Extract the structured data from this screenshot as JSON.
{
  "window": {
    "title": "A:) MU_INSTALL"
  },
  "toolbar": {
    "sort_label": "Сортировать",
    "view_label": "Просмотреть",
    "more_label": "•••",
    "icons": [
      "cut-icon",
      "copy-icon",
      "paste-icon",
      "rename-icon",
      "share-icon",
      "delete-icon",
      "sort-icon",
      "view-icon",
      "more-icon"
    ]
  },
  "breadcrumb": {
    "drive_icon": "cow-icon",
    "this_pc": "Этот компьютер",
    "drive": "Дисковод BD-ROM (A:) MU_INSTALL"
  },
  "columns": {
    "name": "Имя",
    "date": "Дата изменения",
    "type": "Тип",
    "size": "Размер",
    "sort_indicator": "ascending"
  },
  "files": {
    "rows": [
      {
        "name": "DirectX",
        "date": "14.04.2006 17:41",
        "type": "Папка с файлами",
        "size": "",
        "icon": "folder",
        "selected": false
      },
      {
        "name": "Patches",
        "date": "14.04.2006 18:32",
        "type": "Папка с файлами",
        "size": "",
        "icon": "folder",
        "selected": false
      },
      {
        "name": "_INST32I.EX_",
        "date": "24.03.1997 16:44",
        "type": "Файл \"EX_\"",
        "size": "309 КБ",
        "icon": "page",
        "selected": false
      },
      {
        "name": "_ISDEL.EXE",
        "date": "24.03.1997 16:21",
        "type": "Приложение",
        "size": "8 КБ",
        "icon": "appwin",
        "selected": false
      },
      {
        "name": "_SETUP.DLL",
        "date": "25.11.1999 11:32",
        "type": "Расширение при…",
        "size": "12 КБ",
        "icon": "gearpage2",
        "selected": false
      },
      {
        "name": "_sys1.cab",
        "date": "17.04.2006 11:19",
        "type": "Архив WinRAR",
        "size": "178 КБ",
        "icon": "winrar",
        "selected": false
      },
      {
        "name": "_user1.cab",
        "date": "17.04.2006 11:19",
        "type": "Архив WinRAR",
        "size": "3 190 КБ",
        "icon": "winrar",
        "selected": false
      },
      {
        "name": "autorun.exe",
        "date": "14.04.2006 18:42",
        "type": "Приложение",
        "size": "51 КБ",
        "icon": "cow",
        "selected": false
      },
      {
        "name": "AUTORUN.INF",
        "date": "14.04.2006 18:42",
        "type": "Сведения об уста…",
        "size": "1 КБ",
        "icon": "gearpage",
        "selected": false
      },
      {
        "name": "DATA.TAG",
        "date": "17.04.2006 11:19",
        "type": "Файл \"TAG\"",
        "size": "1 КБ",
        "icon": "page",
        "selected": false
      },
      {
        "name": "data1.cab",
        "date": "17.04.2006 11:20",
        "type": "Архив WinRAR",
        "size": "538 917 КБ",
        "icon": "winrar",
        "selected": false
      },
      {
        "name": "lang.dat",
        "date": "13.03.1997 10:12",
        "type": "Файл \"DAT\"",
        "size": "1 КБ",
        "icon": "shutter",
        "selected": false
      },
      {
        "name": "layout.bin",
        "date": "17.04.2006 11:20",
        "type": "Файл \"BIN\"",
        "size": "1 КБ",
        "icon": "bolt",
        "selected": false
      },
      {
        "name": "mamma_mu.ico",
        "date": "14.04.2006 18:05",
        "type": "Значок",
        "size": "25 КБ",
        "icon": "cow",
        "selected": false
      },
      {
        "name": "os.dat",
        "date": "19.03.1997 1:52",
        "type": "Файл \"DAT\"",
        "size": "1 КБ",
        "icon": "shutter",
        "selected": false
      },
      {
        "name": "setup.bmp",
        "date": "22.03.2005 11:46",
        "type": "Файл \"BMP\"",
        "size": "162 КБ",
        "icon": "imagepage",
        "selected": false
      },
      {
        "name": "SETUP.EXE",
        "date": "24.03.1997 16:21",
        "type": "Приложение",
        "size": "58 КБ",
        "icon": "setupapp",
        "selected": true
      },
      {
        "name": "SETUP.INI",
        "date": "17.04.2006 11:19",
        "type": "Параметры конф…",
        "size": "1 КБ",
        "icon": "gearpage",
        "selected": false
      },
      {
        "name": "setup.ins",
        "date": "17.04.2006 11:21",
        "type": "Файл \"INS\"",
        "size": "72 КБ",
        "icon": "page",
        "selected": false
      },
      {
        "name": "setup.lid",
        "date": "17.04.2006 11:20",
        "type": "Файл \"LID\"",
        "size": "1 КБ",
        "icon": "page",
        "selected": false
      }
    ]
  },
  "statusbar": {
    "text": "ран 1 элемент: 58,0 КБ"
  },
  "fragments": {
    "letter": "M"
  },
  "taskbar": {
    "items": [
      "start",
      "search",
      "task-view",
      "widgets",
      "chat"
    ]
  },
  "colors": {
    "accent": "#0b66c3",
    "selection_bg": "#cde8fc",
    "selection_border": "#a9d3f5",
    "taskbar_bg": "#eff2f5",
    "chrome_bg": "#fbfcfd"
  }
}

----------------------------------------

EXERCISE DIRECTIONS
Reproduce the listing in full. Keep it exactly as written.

ANSWER BOX
Extract the structured data from this screenshot as JSON.
{
  "window": {
    "title": "A:) MU_INSTALL"
  },
  "toolbar": {
    "sort_label": "Сортировать",
    "view_label": "Просмотреть",
    "more_label": "•••",
    "icons": [
      "cut-icon",
      "copy-icon",
      "paste-icon",
      "rename-icon",
      "share-icon",
      "delete-icon",
      "sort-icon",
      "view-icon",
      "more-icon"
    ]
  },
  "breadcrumb": {
    "drive_icon": "cow-icon",
    "this_pc": "Этот компьютер",
    "drive": "Дисковод BD-ROM (A:) MU_INSTALL"
  },
  "columns": {
    "name": "Имя",
    "date": "Дата изменения",
    "type": "Тип",
    "size": "Размер",
    "sort_indicator": "ascending"
  },
  "files": {
    "rows": [
      {
        "name": "DirectX",
        "date": "14.04.2006 17:41",
        "type": "Папка с файлами",
        "size": "",
        "icon": "folder",
        "selected": false
      },
      {
        "name": "Patches",
        "date": "14.04.2006 18:32",
        "type": "Папка с файлами",
        "size": "",
        "icon": "folder",
        "selected": false
      },
      {
        "name": "_INST32I.EX_",
        "date": "24.03.1997 16:44",
        "type": "Файл \"EX_\"",
        "size": "309 КБ",
        "icon": "page",
        "selected": false
      },
      {
        "name": "_ISDEL.EXE",
        "date": "24.03.1997 16:21",
        "type": "Приложение",
        "size": "8 КБ",
        "icon": "appwin",
        "selected": false
      },
      {
        "name": "_SETUP.DLL",
        "date": "25.11.1999 11:32",
        "type": "Расширение при…",
        "size": "12 КБ",
        "icon": "gearpage2",
        "selected": false
      },
      {
        "name": "_sys1.cab",
        "date": "17.04.2006 11:19",
        "type": "Архив WinRAR",
        "size": "178 КБ",
        "icon": "winrar",
        "selected": false
      },
      {
        "name": "_user1.cab",
        "date": "17.04.2006 11:19",
        "type": "Архив WinRAR",
        "size": "3 190 КБ",
        "icon": "winrar",
        "selected": false
      },
      {
        "name": "autorun.exe",
        "date": "14.04.2006 18:42",
        "type": "Приложение",
        "size": "51 КБ",
        "icon": "cow",
        "selected": false
      },
      {
        "name": "AUTORUN.INF",
        "date": "14.04.2006 18:42",
        "type": "Сведения об уста…",
        "size": "1 КБ",
        "icon": "gearpage",
        "selected": false
      },
      {
        "name": "DATA.TAG",
        "date": "17.04.2006 11:19",
        "type": "Файл \"TAG\"",
        "size": "1 КБ",
        "icon": "page",
        "selected": false
      },
      {
        "name": "data1.cab",
        "date": "17.04.2006 11:20",
        "type": "Архив WinRAR",
        "size": "538 917 КБ",
        "icon": "winrar",
        "selected": false
      },
      {
        "name": "lang.dat",
        "date": "13.03.1997 10:12",
        "type": "Файл \"DAT\"",
        "size": "1 КБ",
        "icon": "shutter",
        "selected": false
      },
      {
        "name": "layout.bin",
        "date": "17.04.2006 11:20",
        "type": "Файл \"BIN\"",
        "size": "1 КБ",
        "icon": "bolt",
        "selected": false
      },
      {
        "name": "mamma_mu.ico",
        "date": "14.04.2006 18:05",
        "type": "Значок",
        "size": "25 КБ",
        "icon": "cow",
        "selected": false
      },
      {
        "name": "os.dat",
        "date": "19.03.1997 1:52",
        "type": "Файл \"DAT\"",
        "size": "1 КБ",
        "icon": "shutter",
        "selected": false
      },
      {
        "name": "setup.bmp",
        "date": "22.03.2005 11:46",
        "type": "Файл \"BMP\"",
        "size": "162 КБ",
        "icon": "imagepage",
        "selected": false
      },
      {
        "name": "SETUP.EXE",
        "date": "24.03.1997 16:21",
        "type": "Приложение",
        "size": "58 КБ",
        "icon": "setupapp",
        "selected": true
      },
      {
        "name": "SETUP.INI",
        "date": "17.04.2006 11:19",
        "type": "Параметры конф…",
        "size": "1 КБ",
        "icon": "gearpage",
        "selected": false
      },
      {
        "name": "setup.ins",
        "date": "17.04.2006 11:21",
        "type": "Файл \"INS\"",
        "size": "72 КБ",
        "icon": "page",
        "selected": false
      },
      {
        "name": "setup.lid",
        "date": "17.04.2006 11:20",
        "type": "Файл \"LID\"",
        "size": "1 КБ",
        "icon": "page",
        "selected": false
      }
    ]
  },
  "statusbar": {
    "text": "ран 1 элемент: 58,0 КБ"
  },
  "fragments": {
    "letter": "M"
  },
  "taskbar": {
    "items": [
      "start",
      "search",
      "task-view",
      "widgets",
      "chat"
    ]
  },
  "colors": {
    "accent": "#0b66c3",
    "selection_bg": "#cde8fc",
    "selection_border": "#a9d3f5",
    "taskbar_bg": "#eff2f5",
    "chrome_bg": "#fbfcfd"
  }
}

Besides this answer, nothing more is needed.